Matthew Prior

John Aikin, in Letters to a Young Lady (1806) 35.

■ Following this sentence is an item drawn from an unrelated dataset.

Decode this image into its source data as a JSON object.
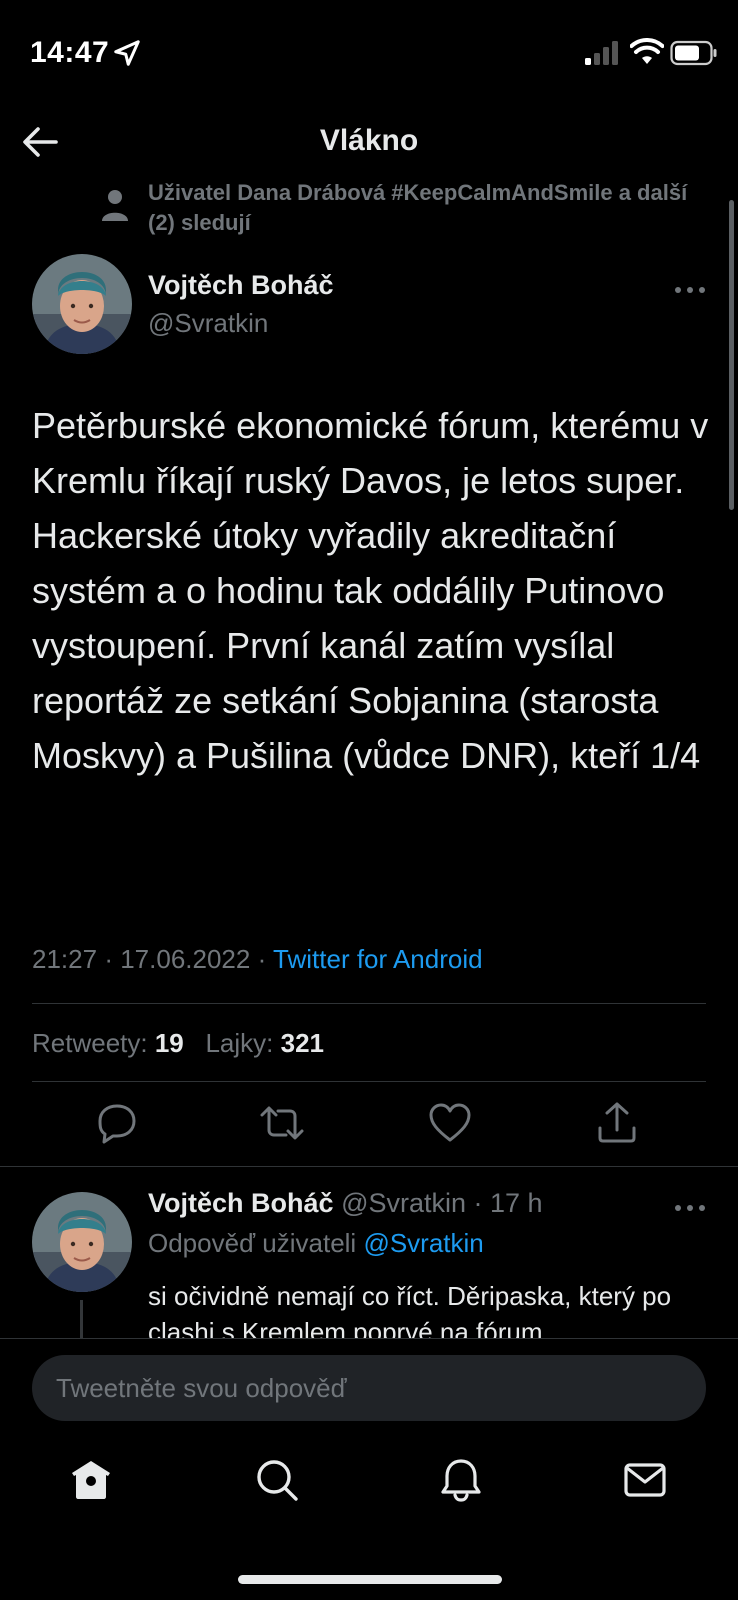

I shall next desire you to take down the works of PRIOR, a poet whose fame is indeed somewhat obscured by time, but who has just claims to a reader's attention. You will find his versification generally melodious, and well varied in its pauses; his diction elegant and animated, and his ideas copious and poetical. He is apt to run into prolixity, and the subjects of many of his serious pieces are such as would afford you little entertainment; for what is less interesting than the incense bestowed upon royal and titled personages, after they have ceased to be the living objects of a respect which, perhaps, always belonged more to their stations than to themselves? When these temporary pieces, and others which I cannot with propriety recommend to your perusal, are abstracted, Prior's works will shrink to a small compass.